All dogs have the potential to develop genetic health problems as all breeds are susceptible to some things more than others. However, the one positive thing about getting a puppy is that you can avoid this as much as possible. A breeder should absolutely offer a health guarantee on puppies. If they won’t do this, then look no more and don’t consider that breeder at all. A reputable breeder will be honest and open about health problems in the breed and the incidence with which they occur. We obviously recommend that you look for a reputable animal rescue in your area to find your new mixed breed. Health clearances prove that a dog has been tested for and cleared of a particular condition.
The Scottish Terrier mixed with the Sealyham Terrier might be prone to joint dysplasia, cancer, bladder stones, among others.
Note that these are just common problems in both breeds.
What are the grooming requirements?
Even if you know the breed, sometimes it is hard to tell if it will be a heavy shedder or a light shedder. Either way, Get ready to invest in a good vacuum if you want to keep your floors clean! Give them baths as needed, but not so much that you dry out their skin.

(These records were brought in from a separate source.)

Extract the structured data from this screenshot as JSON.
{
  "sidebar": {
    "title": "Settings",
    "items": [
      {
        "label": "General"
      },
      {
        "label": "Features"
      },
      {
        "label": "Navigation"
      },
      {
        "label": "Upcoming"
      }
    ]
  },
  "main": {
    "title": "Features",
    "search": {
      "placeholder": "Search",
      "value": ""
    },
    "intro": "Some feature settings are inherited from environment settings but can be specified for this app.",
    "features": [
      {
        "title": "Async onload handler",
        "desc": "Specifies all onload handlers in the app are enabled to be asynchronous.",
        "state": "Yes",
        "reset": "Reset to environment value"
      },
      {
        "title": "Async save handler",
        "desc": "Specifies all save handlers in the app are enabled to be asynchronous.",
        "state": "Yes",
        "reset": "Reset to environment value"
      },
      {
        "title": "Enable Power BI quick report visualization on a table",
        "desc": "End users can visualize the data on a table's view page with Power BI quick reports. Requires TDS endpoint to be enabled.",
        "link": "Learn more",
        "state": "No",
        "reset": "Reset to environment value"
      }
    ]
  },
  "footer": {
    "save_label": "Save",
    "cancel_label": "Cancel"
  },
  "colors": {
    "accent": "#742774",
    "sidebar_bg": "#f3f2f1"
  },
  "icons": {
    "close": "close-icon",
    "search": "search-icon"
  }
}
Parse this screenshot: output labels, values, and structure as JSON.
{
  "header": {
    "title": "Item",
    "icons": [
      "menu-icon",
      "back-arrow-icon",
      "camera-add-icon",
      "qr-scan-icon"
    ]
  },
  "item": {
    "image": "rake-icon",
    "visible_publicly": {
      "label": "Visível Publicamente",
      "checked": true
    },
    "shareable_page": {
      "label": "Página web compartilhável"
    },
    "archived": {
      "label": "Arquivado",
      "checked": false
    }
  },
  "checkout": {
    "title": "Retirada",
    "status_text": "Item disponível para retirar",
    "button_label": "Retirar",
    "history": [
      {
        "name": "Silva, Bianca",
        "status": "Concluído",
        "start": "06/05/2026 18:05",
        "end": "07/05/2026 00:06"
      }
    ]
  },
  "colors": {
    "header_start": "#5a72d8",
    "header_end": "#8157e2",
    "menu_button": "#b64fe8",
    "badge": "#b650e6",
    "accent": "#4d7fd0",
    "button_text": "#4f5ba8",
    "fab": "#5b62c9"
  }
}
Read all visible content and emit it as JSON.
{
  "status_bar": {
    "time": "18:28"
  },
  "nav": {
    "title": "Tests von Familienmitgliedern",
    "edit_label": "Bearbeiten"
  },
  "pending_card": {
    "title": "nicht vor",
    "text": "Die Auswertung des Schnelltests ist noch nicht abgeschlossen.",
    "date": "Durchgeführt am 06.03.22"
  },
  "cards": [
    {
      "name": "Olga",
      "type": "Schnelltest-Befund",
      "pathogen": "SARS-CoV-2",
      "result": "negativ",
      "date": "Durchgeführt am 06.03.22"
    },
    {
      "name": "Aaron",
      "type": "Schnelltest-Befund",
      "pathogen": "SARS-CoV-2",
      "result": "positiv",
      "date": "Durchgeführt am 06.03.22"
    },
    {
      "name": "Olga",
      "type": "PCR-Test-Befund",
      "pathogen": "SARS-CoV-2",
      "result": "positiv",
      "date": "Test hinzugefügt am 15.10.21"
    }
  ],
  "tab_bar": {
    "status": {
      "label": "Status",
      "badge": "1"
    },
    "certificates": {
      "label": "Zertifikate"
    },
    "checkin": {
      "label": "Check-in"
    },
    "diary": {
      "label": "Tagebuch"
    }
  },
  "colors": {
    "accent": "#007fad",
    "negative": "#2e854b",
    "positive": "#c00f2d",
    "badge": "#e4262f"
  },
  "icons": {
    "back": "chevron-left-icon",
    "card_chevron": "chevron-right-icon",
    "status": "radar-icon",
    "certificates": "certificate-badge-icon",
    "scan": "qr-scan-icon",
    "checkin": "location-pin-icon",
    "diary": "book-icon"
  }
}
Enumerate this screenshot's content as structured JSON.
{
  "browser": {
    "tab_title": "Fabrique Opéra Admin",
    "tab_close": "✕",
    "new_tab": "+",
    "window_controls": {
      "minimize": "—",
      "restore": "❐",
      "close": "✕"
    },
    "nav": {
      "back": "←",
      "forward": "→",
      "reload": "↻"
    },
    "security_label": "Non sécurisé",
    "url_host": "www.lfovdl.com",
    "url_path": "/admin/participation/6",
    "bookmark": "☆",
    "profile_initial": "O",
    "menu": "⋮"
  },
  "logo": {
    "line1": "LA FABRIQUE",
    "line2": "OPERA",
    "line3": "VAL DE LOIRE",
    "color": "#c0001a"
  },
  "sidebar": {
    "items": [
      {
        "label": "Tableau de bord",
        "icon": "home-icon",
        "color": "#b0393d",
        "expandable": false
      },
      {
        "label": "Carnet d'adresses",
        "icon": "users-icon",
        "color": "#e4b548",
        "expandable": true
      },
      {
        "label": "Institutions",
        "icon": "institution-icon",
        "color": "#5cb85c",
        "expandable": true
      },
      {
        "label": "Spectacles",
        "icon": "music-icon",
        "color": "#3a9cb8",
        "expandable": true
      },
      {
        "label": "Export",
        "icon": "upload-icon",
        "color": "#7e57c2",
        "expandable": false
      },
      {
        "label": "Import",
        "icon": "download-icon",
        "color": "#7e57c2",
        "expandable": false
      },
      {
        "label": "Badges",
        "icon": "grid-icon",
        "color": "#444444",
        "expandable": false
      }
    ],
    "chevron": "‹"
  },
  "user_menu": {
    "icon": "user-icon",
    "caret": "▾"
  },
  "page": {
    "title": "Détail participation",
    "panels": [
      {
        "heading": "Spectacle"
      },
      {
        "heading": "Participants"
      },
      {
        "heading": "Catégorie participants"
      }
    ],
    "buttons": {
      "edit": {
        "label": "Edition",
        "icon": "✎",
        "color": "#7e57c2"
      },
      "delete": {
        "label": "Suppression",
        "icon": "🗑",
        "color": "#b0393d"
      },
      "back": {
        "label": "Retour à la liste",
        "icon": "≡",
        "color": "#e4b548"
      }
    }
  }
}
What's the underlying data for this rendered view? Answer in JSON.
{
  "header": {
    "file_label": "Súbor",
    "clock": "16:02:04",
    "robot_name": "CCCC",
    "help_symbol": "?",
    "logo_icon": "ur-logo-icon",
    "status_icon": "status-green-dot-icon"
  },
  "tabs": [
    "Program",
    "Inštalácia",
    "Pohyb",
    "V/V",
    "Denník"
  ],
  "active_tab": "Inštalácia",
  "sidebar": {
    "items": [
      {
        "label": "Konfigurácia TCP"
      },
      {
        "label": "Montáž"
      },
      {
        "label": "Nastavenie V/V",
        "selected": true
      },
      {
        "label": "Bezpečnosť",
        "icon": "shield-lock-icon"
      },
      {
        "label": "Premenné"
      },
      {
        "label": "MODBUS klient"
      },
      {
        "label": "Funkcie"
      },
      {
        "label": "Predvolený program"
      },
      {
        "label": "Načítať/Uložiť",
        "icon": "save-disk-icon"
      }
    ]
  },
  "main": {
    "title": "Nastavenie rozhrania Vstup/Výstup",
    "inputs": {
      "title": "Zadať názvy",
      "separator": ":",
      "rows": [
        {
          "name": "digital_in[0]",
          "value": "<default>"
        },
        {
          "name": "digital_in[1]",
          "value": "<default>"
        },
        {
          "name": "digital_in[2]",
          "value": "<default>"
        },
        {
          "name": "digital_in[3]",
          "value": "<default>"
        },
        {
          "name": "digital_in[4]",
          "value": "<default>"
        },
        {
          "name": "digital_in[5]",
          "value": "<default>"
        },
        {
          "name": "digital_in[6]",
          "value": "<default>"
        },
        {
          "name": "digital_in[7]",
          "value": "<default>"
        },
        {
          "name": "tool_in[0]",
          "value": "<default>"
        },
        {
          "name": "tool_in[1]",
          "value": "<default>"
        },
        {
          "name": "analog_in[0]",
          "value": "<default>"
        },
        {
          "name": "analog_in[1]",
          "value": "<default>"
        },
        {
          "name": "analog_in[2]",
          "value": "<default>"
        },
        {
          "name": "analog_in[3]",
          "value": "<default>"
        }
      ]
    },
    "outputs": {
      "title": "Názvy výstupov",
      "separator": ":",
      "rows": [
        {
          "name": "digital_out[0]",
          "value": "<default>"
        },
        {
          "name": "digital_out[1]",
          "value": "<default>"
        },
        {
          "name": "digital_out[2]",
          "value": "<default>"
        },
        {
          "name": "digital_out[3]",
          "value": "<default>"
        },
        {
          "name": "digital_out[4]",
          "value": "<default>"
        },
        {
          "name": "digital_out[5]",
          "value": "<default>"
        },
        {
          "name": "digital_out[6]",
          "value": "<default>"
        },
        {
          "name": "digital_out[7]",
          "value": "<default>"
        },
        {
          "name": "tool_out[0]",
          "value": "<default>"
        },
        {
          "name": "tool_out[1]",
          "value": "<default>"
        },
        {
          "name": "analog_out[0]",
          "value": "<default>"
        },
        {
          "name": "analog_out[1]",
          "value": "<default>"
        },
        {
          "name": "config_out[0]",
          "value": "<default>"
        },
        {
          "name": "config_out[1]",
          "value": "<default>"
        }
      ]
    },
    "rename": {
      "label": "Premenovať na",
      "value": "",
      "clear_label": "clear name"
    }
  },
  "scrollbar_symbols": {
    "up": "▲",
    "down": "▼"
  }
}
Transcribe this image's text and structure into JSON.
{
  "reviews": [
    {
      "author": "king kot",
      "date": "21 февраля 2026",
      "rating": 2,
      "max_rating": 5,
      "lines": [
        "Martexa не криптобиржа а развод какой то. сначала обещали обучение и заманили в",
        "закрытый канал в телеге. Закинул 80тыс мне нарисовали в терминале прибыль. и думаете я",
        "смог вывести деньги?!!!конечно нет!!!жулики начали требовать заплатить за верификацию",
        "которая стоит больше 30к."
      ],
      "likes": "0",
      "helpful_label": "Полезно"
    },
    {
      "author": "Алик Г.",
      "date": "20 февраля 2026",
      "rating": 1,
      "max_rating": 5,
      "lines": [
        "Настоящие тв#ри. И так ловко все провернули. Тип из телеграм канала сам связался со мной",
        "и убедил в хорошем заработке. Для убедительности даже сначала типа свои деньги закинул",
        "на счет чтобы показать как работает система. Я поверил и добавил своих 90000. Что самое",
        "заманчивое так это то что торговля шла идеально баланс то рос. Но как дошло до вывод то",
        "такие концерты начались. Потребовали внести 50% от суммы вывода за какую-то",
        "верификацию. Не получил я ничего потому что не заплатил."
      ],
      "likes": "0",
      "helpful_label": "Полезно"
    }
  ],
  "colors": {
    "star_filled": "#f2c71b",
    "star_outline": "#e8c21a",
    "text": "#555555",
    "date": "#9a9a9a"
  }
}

What are the exercise requirements?
Plan on taking them for extremely long walks and hikes to keep their energy level down. This mix will more than likely have a high energy level. This exercise will keep them from being destructive. A tired dog is a good dog. A tired dog is a good dog though. Never tie your dog up outside - that is inhumane and not fair to him.
What are the training requirements?
This is an intelligent dog that will be a little bit challenging to train. They are going to want to take the alpha position and need someone with a firm, strong, hand that can let them know their place. The best thing you can do is break the sessions into shorter daily sessions to keep their attention span higher. It might have a prey drive and be disposed to running for and chasing small prey, but if handled properly this can be managed. All dogs respond best to positive reinforcement. So make sure to praise her when she does well. She is an intelligent dog who loves to please, and loves a physical challenge. The more exercise she gets the easier she will be to train. Proper socialization is imperative to all dogs and puppies. Make sure to take her to the park and doggy day care to get her around as many people and dogs as possible.
"A lot of times diet is done on a per-dog basis. Each one is unique and has different dietary requirements. Most dogs in the U.S. are overweight. A mix like this one that is prone to hip and elbow dysplasia should really be on fish oil and glucosamine and chondroitin supplements as soon as possible. A good diet to look into is Raw Food Diet. A raw food diet will be especially good for the Wolf background.
Overfeeding any dog is not a good idea as that can really exacerbate health problems such as elbow and hip dysplasia.
I good diet to look into is Raw Food Diet. A raw food diet will be especially good for the Wolf background."